dryriver writes: Scientists have produced the first global maps of human emissions of carbon dioxide ever made solely from satellite observations of the greenhouse gas. The maps, based on data from NASA's Orbiting Carbon Observatory-2 (OCO-2) satellite and generated with a new data-processing technique, agree well with inventories of known carbon dioxide emissions. No satellite before OCO-2 was capable of measuring carbon dioxide in fine enough detail to allow researchers to create maps of human emissions from the satellite data alone. Instead, earlier maps also incorporated estimates from economic data and modeling results. The new (OCO-2 based) maps show widespread carbon dioxide across major urban areas and smaller pockets of high emissions. Human emissions of carbon dioxide have grown at a significant rate since the Industrial Revolution, and the greenhouse gas lingers in the atmosphere for a century or more.
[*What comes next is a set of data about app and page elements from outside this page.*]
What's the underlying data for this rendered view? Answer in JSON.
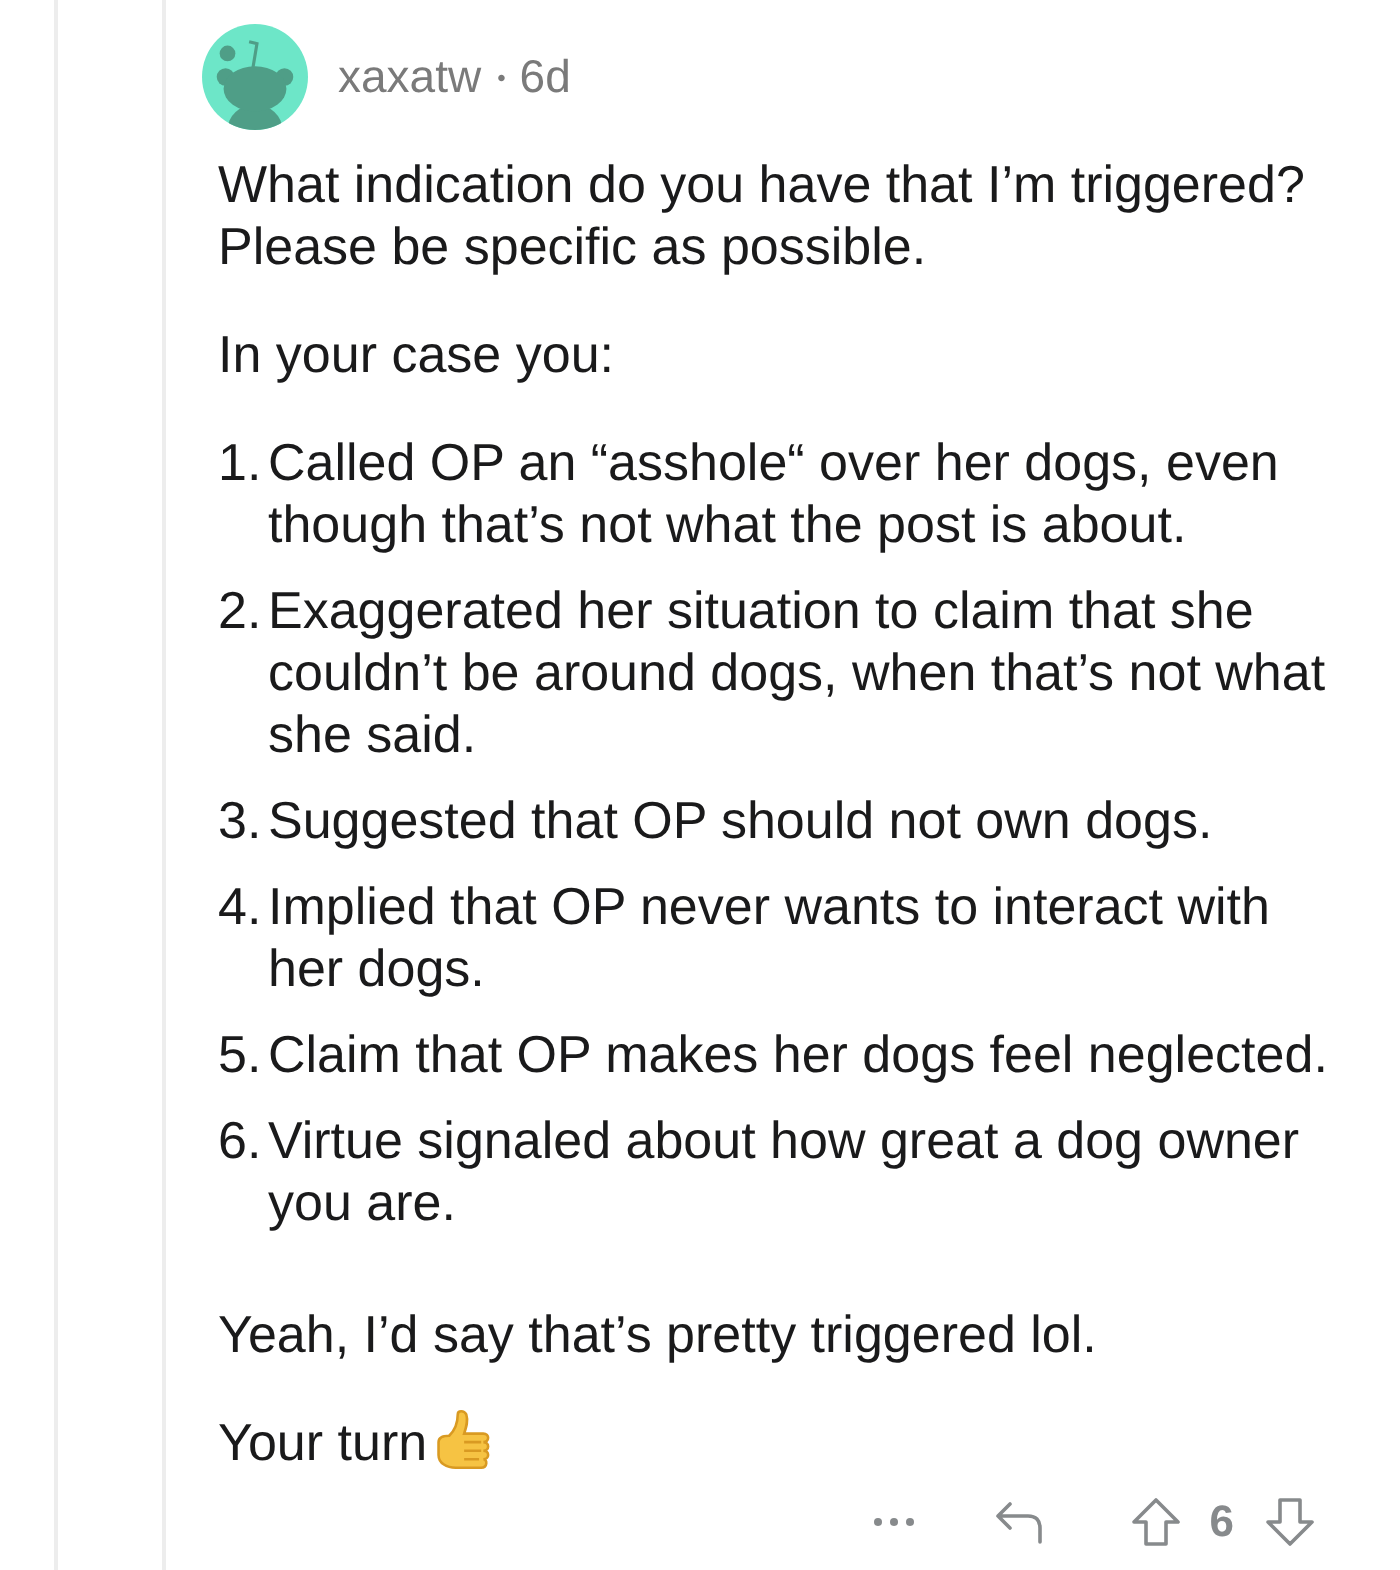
{
  "comment": {
    "author": "xaxatw",
    "separator": "•",
    "age": "6d",
    "body": [
      {
        "kind": "paragraph",
        "text": "What indication do you have that I’m triggered?\nPlease be specific as possible."
      },
      {
        "kind": "paragraph",
        "text": "In your case you:"
      },
      {
        "kind": "list",
        "items": [
          {
            "number": "1.",
            "text": "Called OP an “asshole“ over her dogs, even though that’s not what the post is about."
          },
          {
            "number": "2.",
            "text": "Exaggerated her situation to claim that she couldn’t be around dogs, when that’s not what she said."
          },
          {
            "number": "3.",
            "text": "Suggested that OP should not own dogs."
          },
          {
            "number": "4.",
            "text": "Implied that OP never wants to interact with her dogs."
          },
          {
            "number": "5.",
            "text": "Claim that OP makes her dogs feel neglected."
          },
          {
            "number": "6.",
            "text": "Virtue signaled about how great a dog owner you are."
          }
        ]
      },
      {
        "kind": "paragraph",
        "text": "Yeah, I’d say that’s pretty triggered lol."
      },
      {
        "kind": "reaction",
        "text": "Your turn"
      }
    ]
  },
  "actions": {
    "vote_count": "6"
  }
}
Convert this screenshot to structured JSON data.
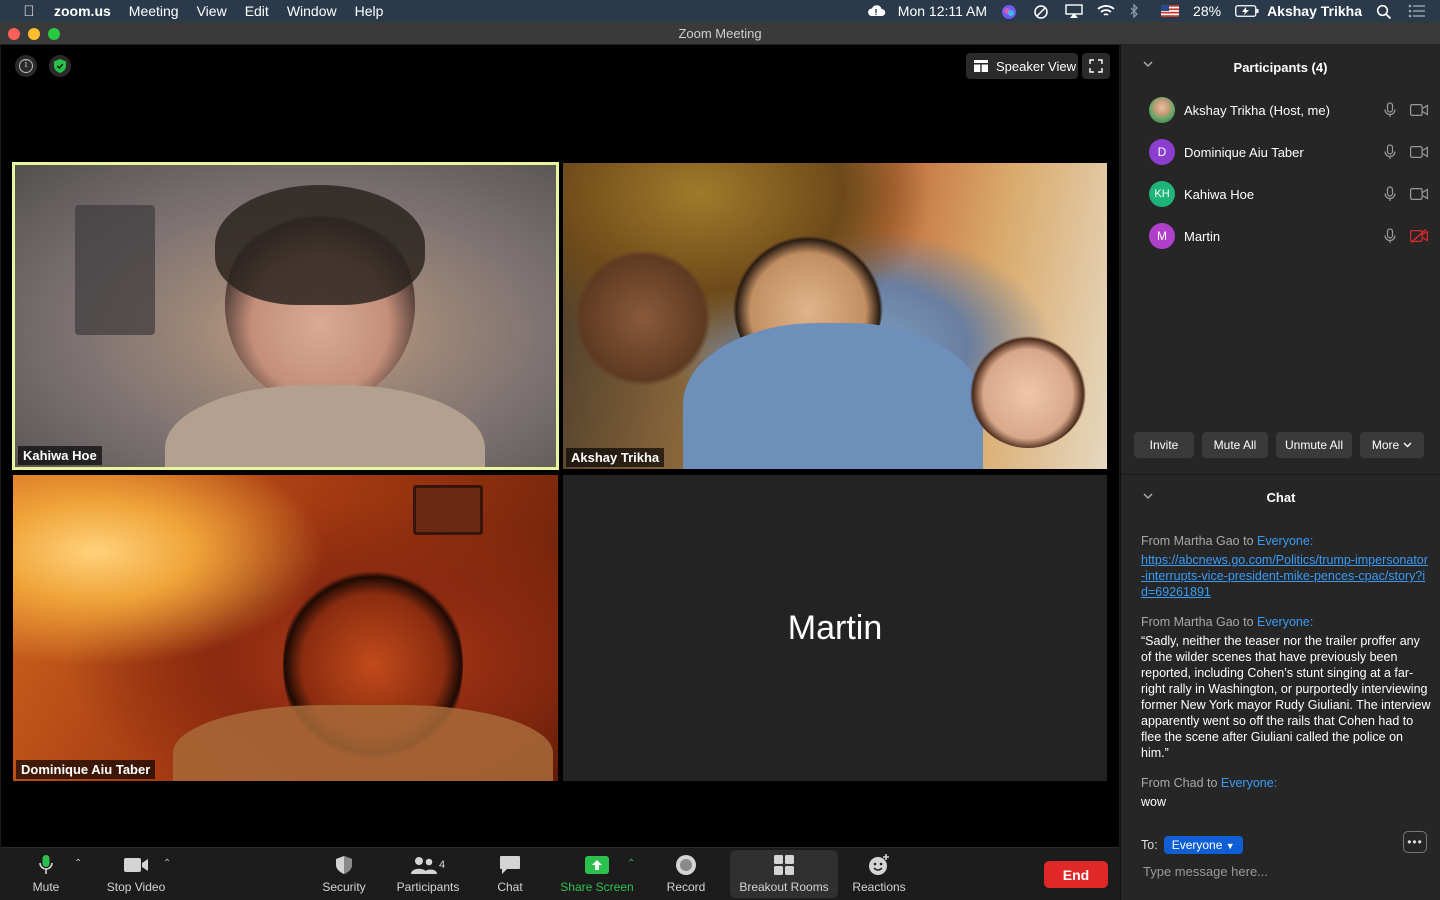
{
  "menubar": {
    "app": "zoom.us",
    "items": [
      "Meeting",
      "View",
      "Edit",
      "Window",
      "Help"
    ],
    "clock": "Mon 12:11 AM",
    "battery": "28%",
    "user": "Akshay Trikha"
  },
  "window": {
    "title": "Zoom Meeting"
  },
  "video": {
    "view_label": "Speaker View",
    "tiles": {
      "kahiwa": "Kahiwa Hoe",
      "akshay": "Akshay Trikha",
      "dominique": "Dominique Aiu Taber",
      "martin": "Martin"
    }
  },
  "toolbar": {
    "mute": "Mute",
    "stop_video": "Stop Video",
    "security": "Security",
    "participants": "Participants",
    "participants_count": "4",
    "chat": "Chat",
    "share_screen": "Share Screen",
    "record": "Record",
    "breakout_rooms": "Breakout Rooms",
    "reactions": "Reactions",
    "end": "End"
  },
  "participants_panel": {
    "title": "Participants (4)",
    "people": [
      {
        "name": "Akshay Trikha (Host, me)",
        "initials": "",
        "color": "#6aa86a",
        "video_off": false
      },
      {
        "name": "Dominique Aiu Taber",
        "initials": "D",
        "color": "#8a3fd1",
        "video_off": false
      },
      {
        "name": "Kahiwa Hoe",
        "initials": "KH",
        "color": "#1fb57a",
        "video_off": false
      },
      {
        "name": "Martin",
        "initials": "M",
        "color": "#b03fc9",
        "video_off": true
      }
    ],
    "actions": {
      "invite": "Invite",
      "mute_all": "Mute All",
      "unmute_all": "Unmute All",
      "more": "More"
    }
  },
  "chat": {
    "title": "Chat",
    "messages": [
      {
        "from": "From Martha Gao to ",
        "to": "Everyone:",
        "body": "https://abcnews.go.com/Politics/trump-impersonator-interrupts-vice-president-mike-pences-cpac/story?id=69261891"
      },
      {
        "from": "From Martha Gao to ",
        "to": "Everyone:",
        "body": "“Sadly, neither the teaser nor the trailer proffer any of the wilder scenes that have previously been reported, including Cohen’s stunt singing at a far-right rally in Washington, or purportedly interviewing former New York mayor Rudy Giuliani. The interview apparently went so off the rails that Cohen had to flee the scene after Giuliani called the police on him.”"
      },
      {
        "from": "From Chad to ",
        "to": "Everyone:",
        "body": "wow"
      }
    ],
    "to_label": "To:",
    "recipient": "Everyone",
    "input_placeholder": "Type message here..."
  },
  "colors": {
    "end_red": "#e02828",
    "link_blue": "#3a9bf5",
    "share_green": "#2cc14e",
    "active_border": "#e8f59a"
  }
}
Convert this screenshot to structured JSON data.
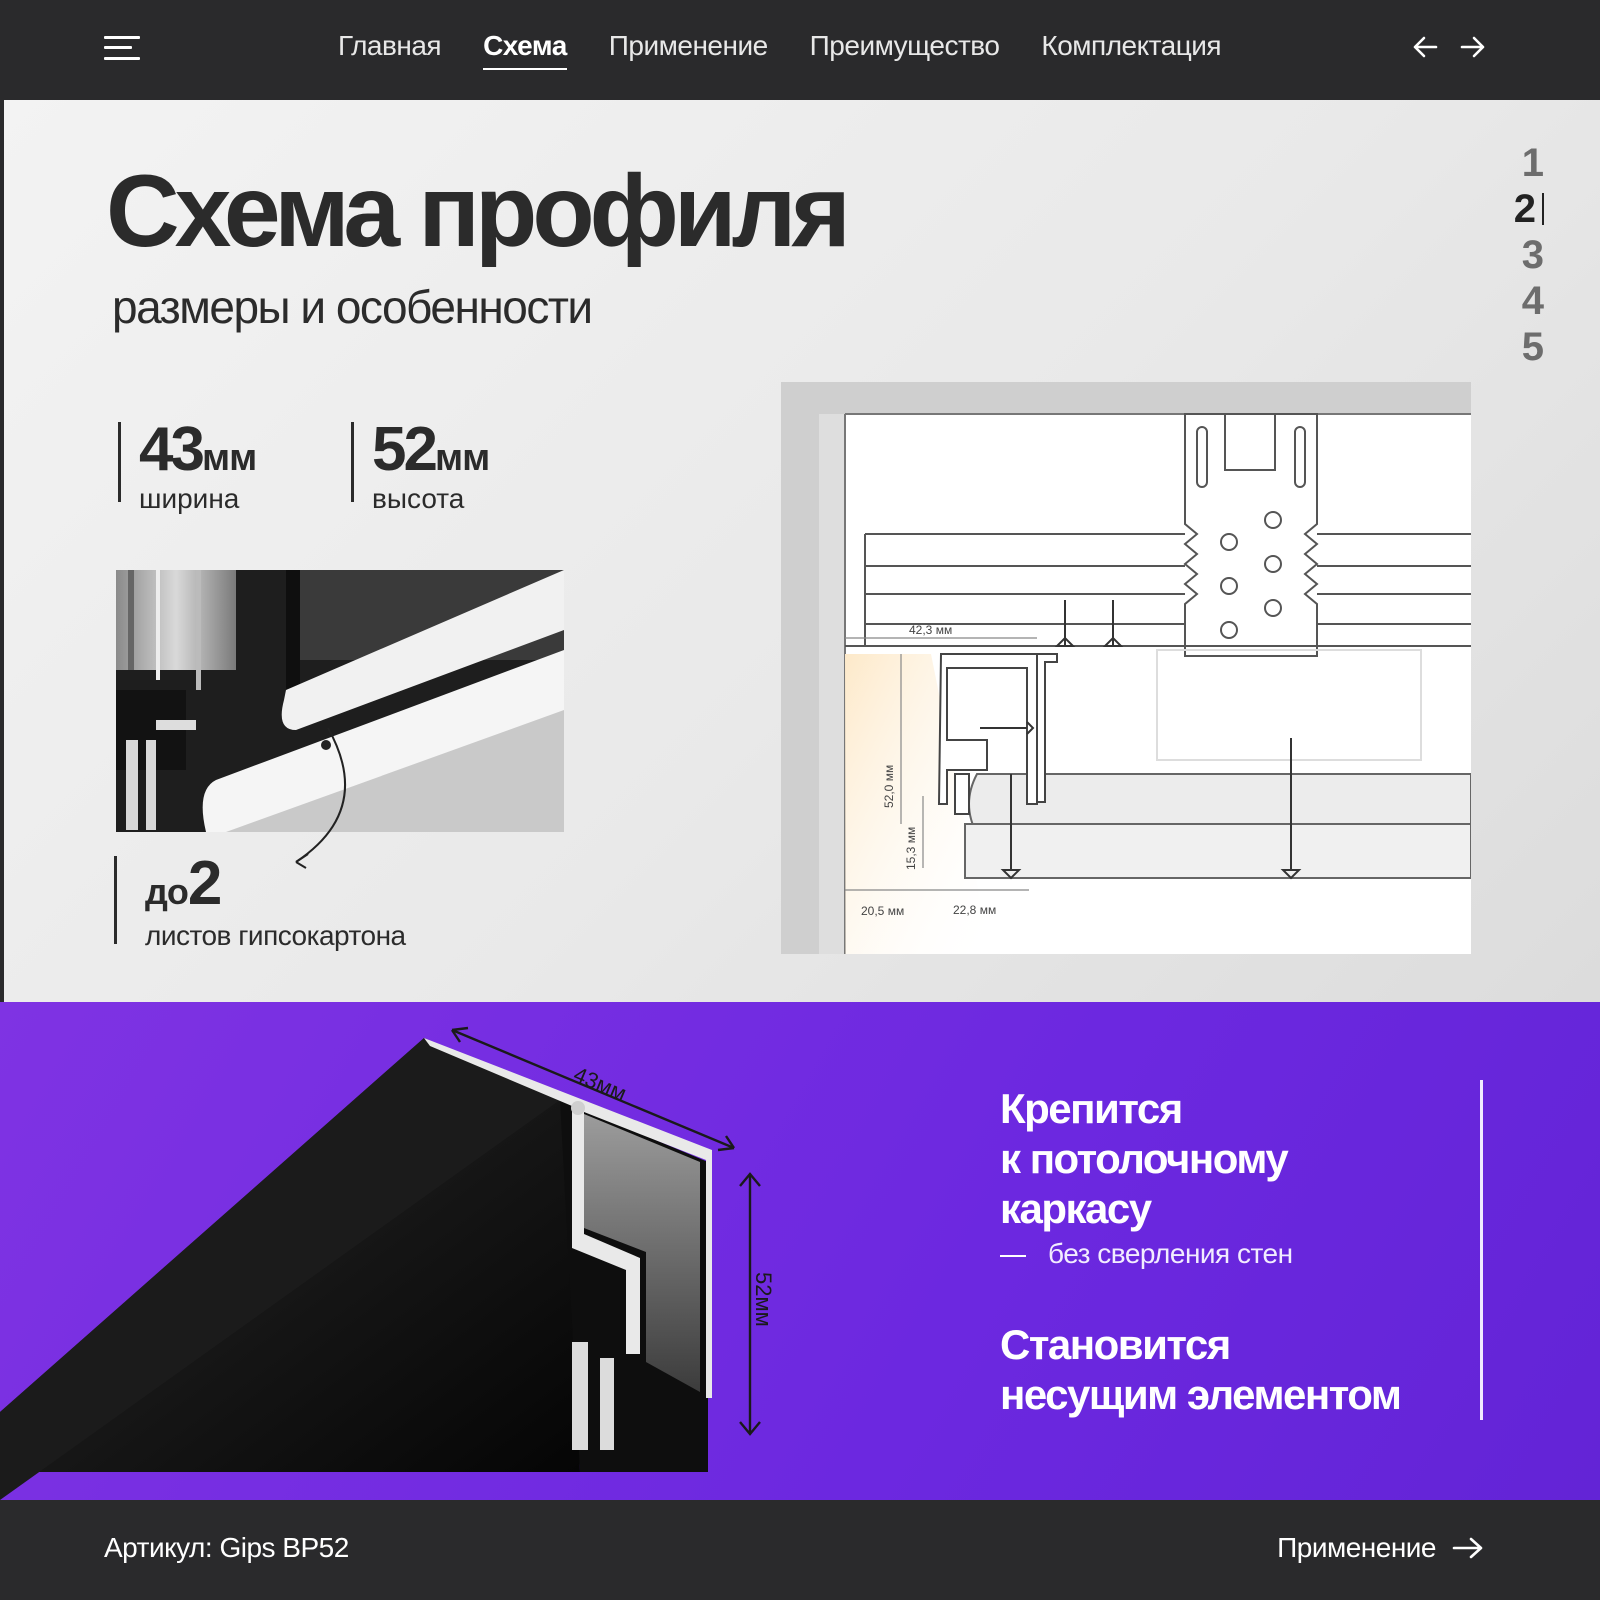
{
  "nav": {
    "items": [
      {
        "label": "Главная",
        "active": false
      },
      {
        "label": "Схема",
        "active": true
      },
      {
        "label": "Применение",
        "active": false
      },
      {
        "label": "Преимущество",
        "active": false
      },
      {
        "label": "Комплектация",
        "active": false
      }
    ],
    "icons": {
      "menu": "hamburger-icon",
      "prev": "arrow-left-icon",
      "next": "arrow-right-icon"
    }
  },
  "hero": {
    "title": "Схема профиля",
    "subtitle": "размеры и особенности"
  },
  "pager": [
    "1",
    "2",
    "3",
    "4",
    "5"
  ],
  "pager_active": "2",
  "stats": {
    "width": {
      "value": "43",
      "unit": "мм",
      "label": "ширина"
    },
    "height": {
      "value": "52",
      "unit": "мм",
      "label": "высота"
    },
    "sheets": {
      "prefix": "до",
      "value": "2",
      "label": "листов гипсокартона"
    }
  },
  "drawing": {
    "dim_top": "42,3 мм",
    "dim_height": "52,0 мм",
    "dim_lower": "15,3 мм",
    "dim_left": "20,5 мм",
    "dim_right": "22,8 мм"
  },
  "profile_dims": {
    "width": "43мм",
    "height": "52мм"
  },
  "features": {
    "first_lines": [
      "Крепится",
      "к потолочному",
      "каркасу"
    ],
    "first_sub": "без сверления стен",
    "second_lines": [
      "Становится",
      "несущим элементом"
    ]
  },
  "footer": {
    "sku": "Артикул: Gips BP52",
    "next_label": "Применение"
  },
  "colors": {
    "dark": "#2a2a2c",
    "purple": "#7530e2",
    "text": "#2b2b2b"
  }
}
dryriver writes: According to ABC, back in 2006, Buma/Stemra (Dutch Music Royalties Collection Agency) approached a Dutch musician, Melchior Reitveldt, to write some music for an anti-piracy ad, with the strict proviso that this music would be played only and exclusively at a local film festival. Mr. Reitveldt wrote the music, it was played, he got paid and all was well. But then, in 2007, he bought a Harry Potter DVD and to his surprise, there was his music in the anti-piracy ad at the beginning. His composition had been taken and used without his permission. In fact, it had been illegally used on dozens of movie DVDs, both in Holland and overseas. So Mr. Reitveldt went to the Buma/Stemra music royalty collection agency to clear up this misunderstanding, and ran into a brick wall. Nothing happened for a long time, and then pathetically small refunds were offered, and then they weren't paid in full, and the delaying tactics went on and on.The breakthrough came in 2011, 5 years later, when he secretly recorded a Buma director cynically telling him that "things could be sped up" if he let them "buy the music" for 1 Million Euros. The director had to resign in disgrace. In June 2012, a court ordered Buma/Stemra to repay the money.